“What made you say that?” I didn’t look at Warren because I knew he’d be smiling.
“He brings fish. He cooks. He did the dishes.” She finished with a sharp, “You do something for him, I bet.”
I wouldn’t let this conversation go any further.
Warren broke the silence with a neat sidestep. “My auntie said she’d love to have you stay with her. And I could bring you here on a weekend, or arrange it if I’m off fishing. That would work, eh Irene? Eh, Rower?”
I suppose, for right now. Rower, elbows planted on the table, pursed her lips and scowled, “Your auntie’s old.”

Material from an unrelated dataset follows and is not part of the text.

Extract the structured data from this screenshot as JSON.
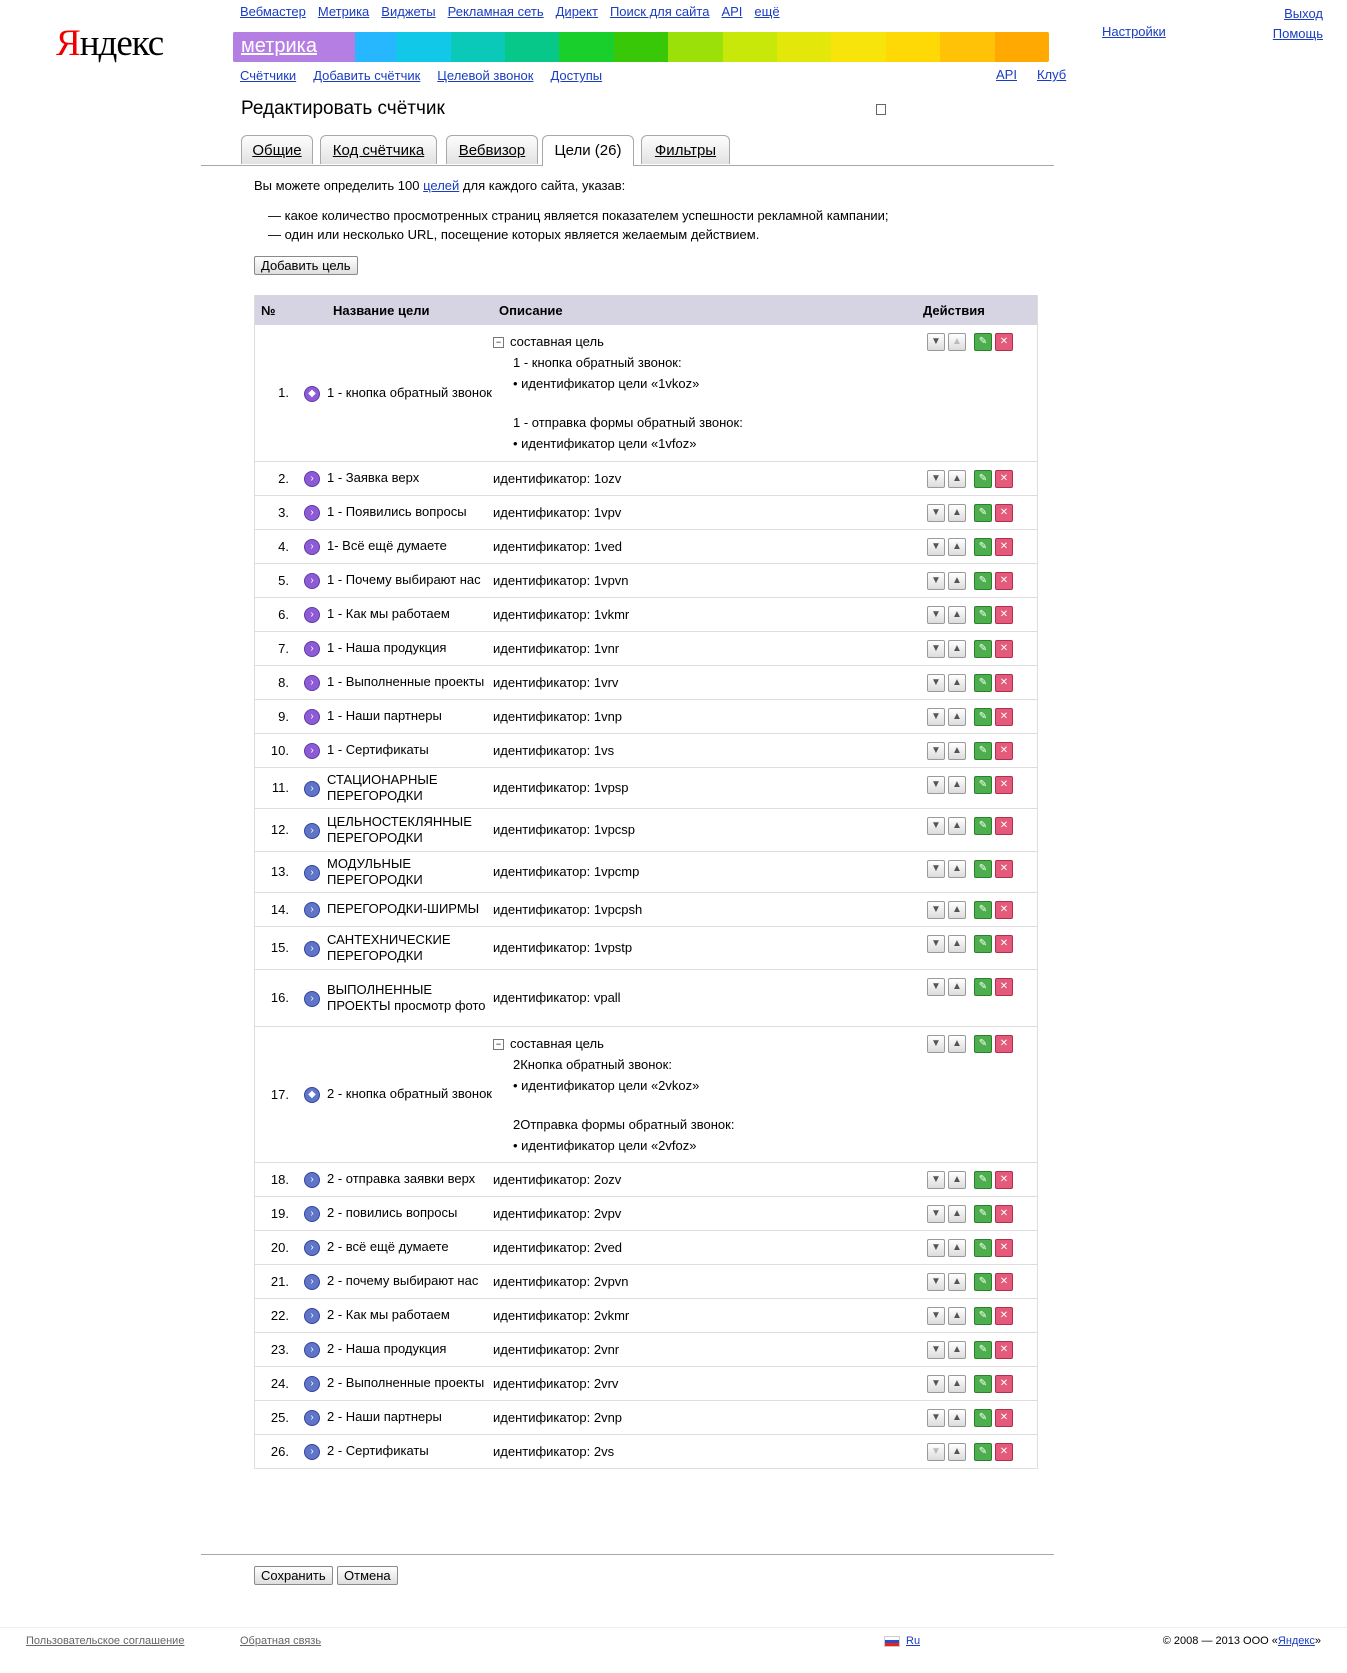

“Mabel, she’s really my wife’s auntie, did I tell you about her great dog? Bella. Part collie, part something else. She likes to fetch. Ready with the potatoes Irene?”
Over supper Warren dropped more hints. Rower could spend time at Auntie Mabel’s house, he said, she’d had kids stay before, and Rower’d have a chance to play with the dog and see if she liked her. She didn’t have to make up her mind about staying with Mabel until after that. Before starting school he’d show her teacher what the doctor wrote about her vitiligo, that the big blotches of dark and light in her skin were genetic, she wasn’t sick.
Rower spent the next two days at Mabel and Bella’s. Warren told me they walked around town, passed by the school, and ate in the Chinese restaurant with Bella whining outside. Warren showed her a safe place for the rowboat. A few days later Rower moved out and I made sure she had a box for “A History of World Cultures”, and she could choose any other book she wanted.
In a little over two weeks several worlds, including mine, had changed.
I sat outside the whole of the next morning, the sun out on the pines and water, the colours deep and dancing from last night’s rain, the air fresher, the silence broken by no one.
Cover photo courtesy of Jared Berg.